===== SUPPLIED DATA
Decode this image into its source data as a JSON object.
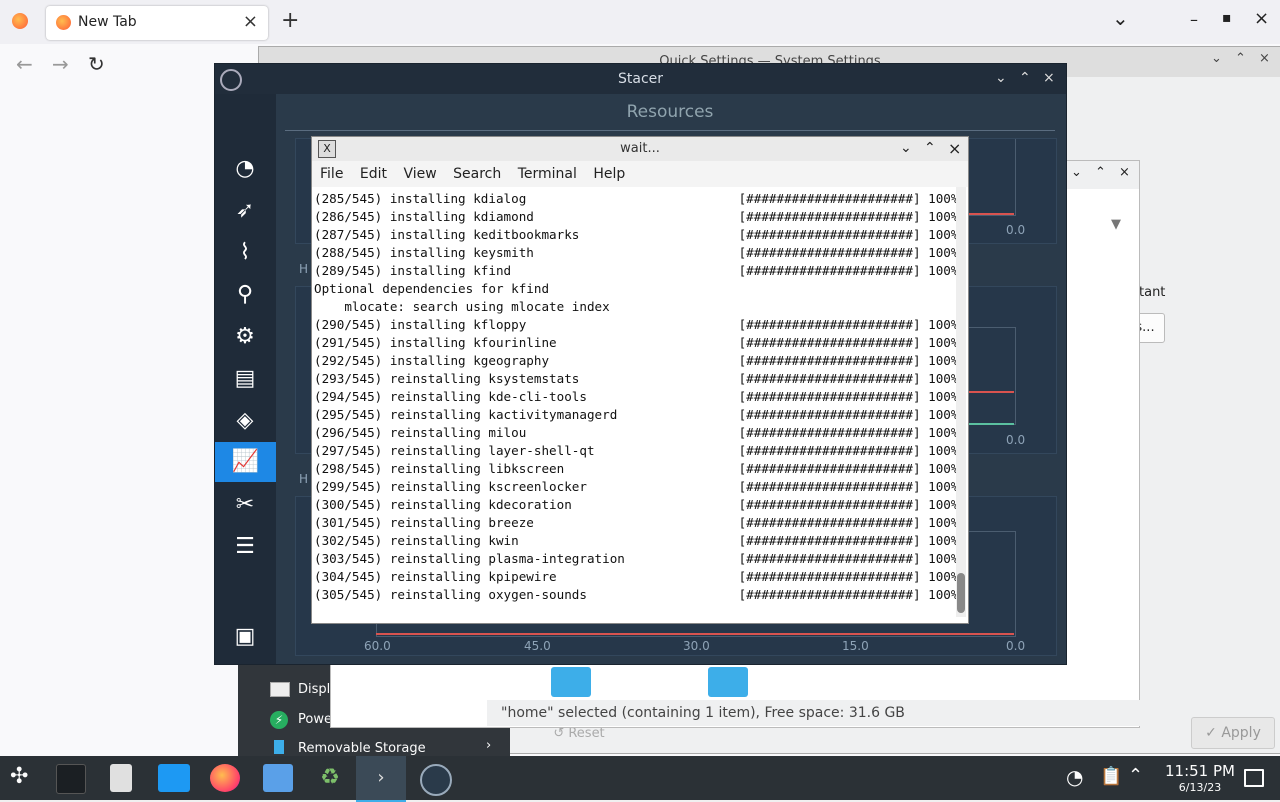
{
  "firefox": {
    "tab_title": "New Tab",
    "new_tab": "+",
    "close_tab": "×",
    "nav_back": "←",
    "nav_forward": "→",
    "nav_reload": "↻",
    "win_list": "⌄",
    "win_min": "–",
    "win_max": "▪",
    "win_close": "×"
  },
  "system_settings": {
    "title": "Quick Settings — System Settings",
    "sidebar": [
      "Display",
      "Power",
      "Removable Storage"
    ],
    "right_text": "tant",
    "right_button": "s...",
    "apply": "Apply",
    "reset": "Reset"
  },
  "dolphin": {
    "status": "\"home\" selected (containing 1 item), Free space: 31.6 GB"
  },
  "stacer": {
    "title": "Stacer",
    "section": "Resources",
    "panel_label_h": "H",
    "axis_values": [
      "60.0",
      "45.0",
      "30.0",
      "15.0",
      "0.0"
    ],
    "top_right_value": "0.0",
    "mid_right_value": "0.0",
    "sidebar_icons": [
      "dashboard-icon",
      "rocket-icon",
      "broom-icon",
      "search-icon",
      "gears-icon",
      "layers-icon",
      "package-icon",
      "chart-icon",
      "tools-icon",
      "sliders-icon",
      "feedback-icon"
    ]
  },
  "terminal": {
    "title": "wait...",
    "menu": [
      "File",
      "Edit",
      "View",
      "Search",
      "Terminal",
      "Help"
    ],
    "lines": [
      "(285/545) installing kdialog                            [######################] 100%",
      "(286/545) installing kdiamond                           [######################] 100%",
      "(287/545) installing keditbookmarks                     [######################] 100%",
      "(288/545) installing keysmith                           [######################] 100%",
      "(289/545) installing kfind                              [######################] 100%",
      "Optional dependencies for kfind",
      "    mlocate: search using mlocate index",
      "(290/545) installing kfloppy                            [######################] 100%",
      "(291/545) installing kfourinline                        [######################] 100%",
      "(292/545) installing kgeography                         [######################] 100%",
      "(293/545) reinstalling ksystemstats                     [######################] 100%",
      "(294/545) reinstalling kde-cli-tools                    [######################] 100%",
      "(295/545) reinstalling kactivitymanagerd                [######################] 100%",
      "(296/545) reinstalling milou                            [######################] 100%",
      "(297/545) reinstalling layer-shell-qt                   [######################] 100%",
      "(298/545) reinstalling libkscreen                       [######################] 100%",
      "(299/545) reinstalling kscreenlocker                    [######################] 100%",
      "(300/545) reinstalling kdecoration                      [######################] 100%",
      "(301/545) reinstalling breeze                           [######################] 100%",
      "(302/545) reinstalling kwin                             [######################] 100%",
      "(303/545) reinstalling plasma-integration               [######################] 100%",
      "(304/545) reinstalling kpipewire                        [######################] 100%",
      "(305/545) reinstalling oxygen-sounds                    [######################] 100%"
    ]
  },
  "taskbar": {
    "time": "11:51 PM",
    "date": "6/13/23"
  }
}
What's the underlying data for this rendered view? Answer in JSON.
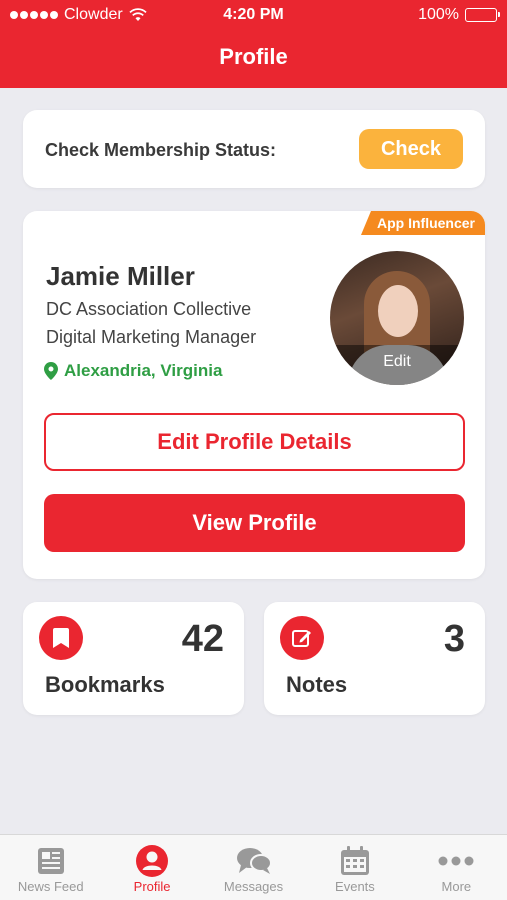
{
  "status_bar": {
    "carrier": "Clowder",
    "time": "4:20 PM",
    "battery": "100%"
  },
  "header": {
    "title": "Profile"
  },
  "membership": {
    "label": "Check Membership Status:",
    "button": "Check"
  },
  "profile": {
    "badge": "App Influencer",
    "name": "Jamie Miller",
    "organization": "DC Association Collective",
    "job_title": "Digital Marketing Manager",
    "location": "Alexandria, Virginia",
    "avatar_edit": "Edit",
    "edit_button": "Edit Profile Details",
    "view_button": "View Profile"
  },
  "stats": {
    "bookmarks": {
      "icon": "bookmark-icon",
      "count": "42",
      "label": "Bookmarks"
    },
    "notes": {
      "icon": "edit-note-icon",
      "count": "3",
      "label": "Notes"
    }
  },
  "tabbar": {
    "items": [
      {
        "label": "News Feed",
        "icon": "newspaper-icon"
      },
      {
        "label": "Profile",
        "icon": "user-icon",
        "active": true
      },
      {
        "label": "Messages",
        "icon": "chat-bubbles-icon"
      },
      {
        "label": "Events",
        "icon": "calendar-icon"
      },
      {
        "label": "More",
        "icon": "more-dots-icon"
      }
    ]
  },
  "colors": {
    "brand_red": "#ea2630",
    "check_orange": "#fbb33d",
    "badge_orange": "#f58a1f",
    "location_green": "#2f9e44",
    "background": "#ebebf0"
  }
}
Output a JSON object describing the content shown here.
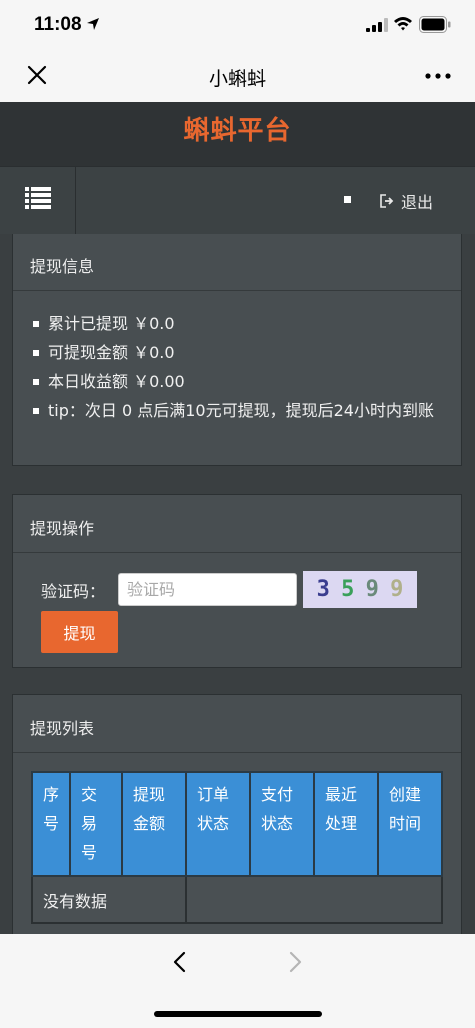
{
  "status_bar": {
    "time": "11:08"
  },
  "navbar": {
    "title": "小蝌蚪"
  },
  "brand": {
    "title": "蝌蚪平台"
  },
  "toolbar": {
    "logout_label": "退出"
  },
  "info_panel": {
    "title": "提现信息",
    "items": [
      "累计已提现 ￥0.0",
      "可提现金额 ￥0.0",
      "本日收益额 ￥0.00",
      "tip：次日 0 点后满10元可提现，提现后24小时内到账"
    ]
  },
  "op_panel": {
    "title": "提现操作",
    "captcha_label": "验证码：",
    "captcha_placeholder": "验证码",
    "captcha_digits": [
      "3",
      "5",
      "9",
      "9"
    ],
    "withdraw_label": "提现"
  },
  "list_panel": {
    "title": "提现列表",
    "columns": [
      "序号",
      "交易号",
      "提现金额",
      "订单状态",
      "支付状态",
      "最近处理",
      "创建时间"
    ],
    "empty_text": "没有数据"
  },
  "colors": {
    "accent": "#e8672f",
    "table_header": "#3b8fd6",
    "panel": "#484e51"
  }
}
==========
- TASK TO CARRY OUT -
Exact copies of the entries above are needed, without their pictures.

- SOLUTION FOR THIS EXERCISE -
Decode this image into its source data as a JSON object.
{
  "firefox": {
    "tab_title": "New Tab",
    "new_tab": "+",
    "close_tab": "×",
    "nav_back": "←",
    "nav_forward": "→",
    "nav_reload": "↻",
    "win_list": "⌄",
    "win_min": "–",
    "win_max": "▪",
    "win_close": "×"
  },
  "system_settings": {
    "title": "Quick Settings — System Settings",
    "sidebar": [
      "Display",
      "Power",
      "Removable Storage"
    ],
    "right_text": "tant",
    "right_button": "s...",
    "apply": "Apply",
    "reset": "Reset"
  },
  "dolphin": {
    "status": "\"home\" selected (containing 1 item), Free space: 31.6 GB"
  },
  "stacer": {
    "title": "Stacer",
    "section": "Resources",
    "panel_label_h": "H",
    "axis_values": [
      "60.0",
      "45.0",
      "30.0",
      "15.0",
      "0.0"
    ],
    "top_right_value": "0.0",
    "mid_right_value": "0.0",
    "sidebar_icons": [
      "dashboard-icon",
      "rocket-icon",
      "broom-icon",
      "search-icon",
      "gears-icon",
      "layers-icon",
      "package-icon",
      "chart-icon",
      "tools-icon",
      "sliders-icon",
      "feedback-icon"
    ]
  },
  "terminal": {
    "title": "wait...",
    "menu": [
      "File",
      "Edit",
      "View",
      "Search",
      "Terminal",
      "Help"
    ],
    "lines": [
      "(285/545) installing kdialog                            [######################] 100%",
      "(286/545) installing kdiamond                           [######################] 100%",
      "(287/545) installing keditbookmarks                     [######################] 100%",
      "(288/545) installing keysmith                           [######################] 100%",
      "(289/545) installing kfind                              [######################] 100%",
      "Optional dependencies for kfind",
      "    mlocate: search using mlocate index",
      "(290/545) installing kfloppy                            [######################] 100%",
      "(291/545) installing kfourinline                        [######################] 100%",
      "(292/545) installing kgeography                         [######################] 100%",
      "(293/545) reinstalling ksystemstats                     [######################] 100%",
      "(294/545) reinstalling kde-cli-tools                    [######################] 100%",
      "(295/545) reinstalling kactivitymanagerd                [######################] 100%",
      "(296/545) reinstalling milou                            [######################] 100%",
      "(297/545) reinstalling layer-shell-qt                   [######################] 100%",
      "(298/545) reinstalling libkscreen                       [######################] 100%",
      "(299/545) reinstalling kscreenlocker                    [######################] 100%",
      "(300/545) reinstalling kdecoration                      [######################] 100%",
      "(301/545) reinstalling breeze                           [######################] 100%",
      "(302/545) reinstalling kwin                             [######################] 100%",
      "(303/545) reinstalling plasma-integration               [######################] 100%",
      "(304/545) reinstalling kpipewire                        [######################] 100%",
      "(305/545) reinstalling oxygen-sounds                    [######################] 100%"
    ]
  },
  "taskbar": {
    "time": "11:51 PM",
    "date": "6/13/23"
  }
}
What's the underlying data for this rendered view? Answer in JSON.
{
  "status_bar": {
    "carrier": "Clowder",
    "time": "4:20 PM",
    "battery": "100%"
  },
  "header": {
    "title": "Profile"
  },
  "membership": {
    "label": "Check Membership Status:",
    "button": "Check"
  },
  "profile": {
    "badge": "App Influencer",
    "name": "Jamie Miller",
    "organization": "DC Association Collective",
    "job_title": "Digital Marketing Manager",
    "location": "Alexandria, Virginia",
    "avatar_edit": "Edit",
    "edit_button": "Edit Profile Details",
    "view_button": "View Profile"
  },
  "stats": {
    "bookmarks": {
      "icon": "bookmark-icon",
      "count": "42",
      "label": "Bookmarks"
    },
    "notes": {
      "icon": "edit-note-icon",
      "count": "3",
      "label": "Notes"
    }
  },
  "tabbar": {
    "items": [
      {
        "label": "News Feed",
        "icon": "newspaper-icon"
      },
      {
        "label": "Profile",
        "icon": "user-icon",
        "active": true
      },
      {
        "label": "Messages",
        "icon": "chat-bubbles-icon"
      },
      {
        "label": "Events",
        "icon": "calendar-icon"
      },
      {
        "label": "More",
        "icon": "more-dots-icon"
      }
    ]
  },
  "colors": {
    "brand_red": "#ea2630",
    "check_orange": "#fbb33d",
    "badge_orange": "#f58a1f",
    "location_green": "#2f9e44",
    "background": "#ebebf0"
  }
}
Output a JSON object describing the content shown here.
{
  "status_bar": {
    "time": "11:08"
  },
  "navbar": {
    "title": "小蝌蚪"
  },
  "brand": {
    "title": "蝌蚪平台"
  },
  "toolbar": {
    "logout_label": "退出"
  },
  "info_panel": {
    "title": "提现信息",
    "items": [
      "累计已提现 ￥0.0",
      "可提现金额 ￥0.0",
      "本日收益额 ￥0.00",
      "tip：次日 0 点后满10元可提现，提现后24小时内到账"
    ]
  },
  "op_panel": {
    "title": "提现操作",
    "captcha_label": "验证码：",
    "captcha_placeholder": "验证码",
    "captcha_digits": [
      "3",
      "5",
      "9",
      "9"
    ],
    "withdraw_label": "提现"
  },
  "list_panel": {
    "title": "提现列表",
    "columns": [
      "序号",
      "交易号",
      "提现金额",
      "订单状态",
      "支付状态",
      "最近处理",
      "创建时间"
    ],
    "empty_text": "没有数据"
  },
  "colors": {
    "accent": "#e8672f",
    "table_header": "#3b8fd6",
    "panel": "#484e51"
  }
}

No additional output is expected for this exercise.